Why was my father upset? Magellan was Portuguese. The Spanish king had hired him because he was a great sailor and captain, but almost immediately after the hire he had second thoughts, because the whole expedition was designed as a way to compete against Portugal. The king never fully trusted Magellan. His death was convenient, because Spain could now unequivocally claim new lands and the distinction of being the first. Every Spanish child learns that El Cano was the first to go around the planet. For unclear reasons the rest of the world is taught that Magellan did it; he even has investment vehicles named after him. My father was raised in Spain. He was teaching me what he had learned.

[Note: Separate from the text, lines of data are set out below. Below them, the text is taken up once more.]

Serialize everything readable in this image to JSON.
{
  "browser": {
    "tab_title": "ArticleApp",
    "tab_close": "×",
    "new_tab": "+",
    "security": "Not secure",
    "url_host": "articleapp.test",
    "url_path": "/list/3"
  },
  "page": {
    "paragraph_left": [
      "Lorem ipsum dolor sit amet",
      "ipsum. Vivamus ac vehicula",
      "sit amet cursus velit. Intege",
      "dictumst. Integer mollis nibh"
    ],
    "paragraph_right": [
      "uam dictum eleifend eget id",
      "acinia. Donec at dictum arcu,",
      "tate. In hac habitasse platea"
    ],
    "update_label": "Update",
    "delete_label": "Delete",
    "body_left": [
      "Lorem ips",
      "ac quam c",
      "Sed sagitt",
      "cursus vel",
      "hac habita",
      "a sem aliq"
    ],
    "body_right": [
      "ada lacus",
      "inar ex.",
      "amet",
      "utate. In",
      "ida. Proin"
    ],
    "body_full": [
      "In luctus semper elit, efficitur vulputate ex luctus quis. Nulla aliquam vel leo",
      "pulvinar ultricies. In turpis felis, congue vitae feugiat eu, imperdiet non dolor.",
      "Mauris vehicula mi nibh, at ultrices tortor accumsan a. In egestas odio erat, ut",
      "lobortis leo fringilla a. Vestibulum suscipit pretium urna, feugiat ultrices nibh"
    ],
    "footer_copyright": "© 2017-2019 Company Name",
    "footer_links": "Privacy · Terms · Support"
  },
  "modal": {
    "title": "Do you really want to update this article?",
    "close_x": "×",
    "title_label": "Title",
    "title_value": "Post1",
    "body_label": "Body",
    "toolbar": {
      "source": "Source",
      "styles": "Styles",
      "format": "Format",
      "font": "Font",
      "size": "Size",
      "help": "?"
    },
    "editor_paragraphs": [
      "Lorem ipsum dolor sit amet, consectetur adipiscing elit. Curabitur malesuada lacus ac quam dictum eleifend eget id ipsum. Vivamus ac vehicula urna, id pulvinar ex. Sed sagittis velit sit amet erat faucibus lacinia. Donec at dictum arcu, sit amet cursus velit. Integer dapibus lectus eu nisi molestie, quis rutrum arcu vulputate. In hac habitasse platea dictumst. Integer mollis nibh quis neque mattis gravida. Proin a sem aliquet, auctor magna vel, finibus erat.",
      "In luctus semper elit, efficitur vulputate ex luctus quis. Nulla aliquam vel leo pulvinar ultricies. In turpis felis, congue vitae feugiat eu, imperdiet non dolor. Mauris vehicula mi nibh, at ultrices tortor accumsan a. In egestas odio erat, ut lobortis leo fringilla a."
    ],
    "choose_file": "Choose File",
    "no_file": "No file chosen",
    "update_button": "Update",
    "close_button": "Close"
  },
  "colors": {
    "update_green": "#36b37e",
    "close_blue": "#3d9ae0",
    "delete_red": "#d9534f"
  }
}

I delivered my note the next day; eyes glued to the floor beneath me; half of me hoping that I would be swallowed whole by the solid concrete in a split second. My teacher’s eyes squinted. She could hardly read the note. When she began to get the gist of its content she flashed a very painful smile. She asked me to sit down.
I survived. Flash forward three decades, give or take a few years. One of my daughters brought home some history homework. As we reviewed its contents she told me that Magellan was the first man to circumnavigate the globe.
She gave me the look. Probably the same look that I had when my father uttered his “What?” decades earlier.
It was Juan Sebastián El Cano who first sailed around the world.
“The teacher said…”
The teacher is ignorant.
A third look.
Let me explain to you…
I proceed to set her straight on the history. I could tell that I lost her long before I finished my speech. I became exasperated.
I’m writing a note to your teacher.
She was in dire emotional pain; I could tell. But I could not let this historical revisionism continue. I hurried to my desk and wrote a note to her teacher; urging her to set things straight.
Of course her teacher never got the note. It ended up where all of my notes to her teachers went. Children do not listen to their parents any more. Maybe because they are not scared of them, which is a good thing.
Recently I was in old San Juan. In the same harbor where the massive cruise ships stop there was a docked frigate flying the Spanish flag. It was called the Juan Sebastián El Cano. The Spanish navy uses it to train young recruits on how to sail without motors.
I smiled as I remembered the old days. Maybe historians were right to give Magellan the credit. El Cano was in trouble with the king before the expedition; the only reason he had signed up was to appease the ruler. He got in trouble due to a different incident later on. He died during another ill-fated expedition. Maybe the nicer guy should remain in the history books.
And yet… El Cano was Spanish, and Magellan Portuguese. Shouldn’t we preserve our cultural heritage at all cost?
I made the decision right then and there. When my grandchildren get into history I’ll be peering over their textbooks to make sure that they get it right.